▶ **Directions**: Go through the entries below and report how many lines contain the string "name". Nothing but the number is wanted.

Component data from apps and pages
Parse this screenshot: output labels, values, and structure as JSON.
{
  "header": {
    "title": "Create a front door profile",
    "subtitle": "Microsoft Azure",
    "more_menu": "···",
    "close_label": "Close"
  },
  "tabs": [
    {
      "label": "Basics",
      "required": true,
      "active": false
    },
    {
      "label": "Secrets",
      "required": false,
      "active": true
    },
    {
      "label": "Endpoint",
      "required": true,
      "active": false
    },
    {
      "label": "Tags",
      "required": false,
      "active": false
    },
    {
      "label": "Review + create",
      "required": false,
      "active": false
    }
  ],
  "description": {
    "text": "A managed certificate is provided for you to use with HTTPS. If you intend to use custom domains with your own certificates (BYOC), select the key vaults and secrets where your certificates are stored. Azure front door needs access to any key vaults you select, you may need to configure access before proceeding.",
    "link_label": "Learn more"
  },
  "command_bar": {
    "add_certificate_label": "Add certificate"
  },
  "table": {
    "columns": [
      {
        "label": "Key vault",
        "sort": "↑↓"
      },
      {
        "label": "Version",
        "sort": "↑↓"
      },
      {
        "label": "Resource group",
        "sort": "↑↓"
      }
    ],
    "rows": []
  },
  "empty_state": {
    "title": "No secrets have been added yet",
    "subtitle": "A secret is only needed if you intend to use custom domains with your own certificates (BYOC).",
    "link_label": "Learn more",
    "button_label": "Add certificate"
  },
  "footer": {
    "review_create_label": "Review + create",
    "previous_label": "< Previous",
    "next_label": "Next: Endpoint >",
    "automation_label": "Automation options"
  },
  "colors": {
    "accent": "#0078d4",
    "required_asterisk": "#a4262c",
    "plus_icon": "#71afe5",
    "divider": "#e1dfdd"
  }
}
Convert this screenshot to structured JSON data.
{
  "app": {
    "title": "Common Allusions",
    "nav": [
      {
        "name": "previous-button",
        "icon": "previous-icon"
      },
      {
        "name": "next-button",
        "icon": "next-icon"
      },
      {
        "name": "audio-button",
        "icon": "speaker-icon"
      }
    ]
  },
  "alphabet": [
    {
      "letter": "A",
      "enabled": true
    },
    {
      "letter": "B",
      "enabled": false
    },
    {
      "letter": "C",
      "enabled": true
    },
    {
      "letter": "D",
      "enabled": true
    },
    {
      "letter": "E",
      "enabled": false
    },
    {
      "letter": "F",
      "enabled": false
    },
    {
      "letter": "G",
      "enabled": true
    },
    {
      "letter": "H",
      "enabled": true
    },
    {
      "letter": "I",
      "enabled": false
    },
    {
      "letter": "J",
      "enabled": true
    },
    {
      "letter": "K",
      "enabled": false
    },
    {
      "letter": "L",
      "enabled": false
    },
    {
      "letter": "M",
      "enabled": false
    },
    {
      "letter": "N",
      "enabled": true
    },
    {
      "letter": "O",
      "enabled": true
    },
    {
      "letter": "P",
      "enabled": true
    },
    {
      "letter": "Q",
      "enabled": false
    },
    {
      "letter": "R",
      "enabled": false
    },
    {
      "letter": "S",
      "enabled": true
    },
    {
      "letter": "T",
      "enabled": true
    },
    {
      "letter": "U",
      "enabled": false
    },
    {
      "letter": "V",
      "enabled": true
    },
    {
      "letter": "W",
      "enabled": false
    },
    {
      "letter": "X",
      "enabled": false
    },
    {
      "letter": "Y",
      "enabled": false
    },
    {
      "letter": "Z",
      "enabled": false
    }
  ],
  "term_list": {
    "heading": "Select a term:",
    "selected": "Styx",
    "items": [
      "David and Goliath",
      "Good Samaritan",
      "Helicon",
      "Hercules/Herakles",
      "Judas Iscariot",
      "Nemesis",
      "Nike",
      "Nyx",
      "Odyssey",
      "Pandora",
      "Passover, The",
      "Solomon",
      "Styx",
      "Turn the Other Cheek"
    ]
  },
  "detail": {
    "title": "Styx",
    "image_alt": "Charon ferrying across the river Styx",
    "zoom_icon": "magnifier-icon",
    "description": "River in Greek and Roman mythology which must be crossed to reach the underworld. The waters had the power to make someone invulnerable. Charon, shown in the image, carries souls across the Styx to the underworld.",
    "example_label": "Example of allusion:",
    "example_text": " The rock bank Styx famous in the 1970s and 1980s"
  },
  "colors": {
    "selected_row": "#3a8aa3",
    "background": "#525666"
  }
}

▶ **Result**: 3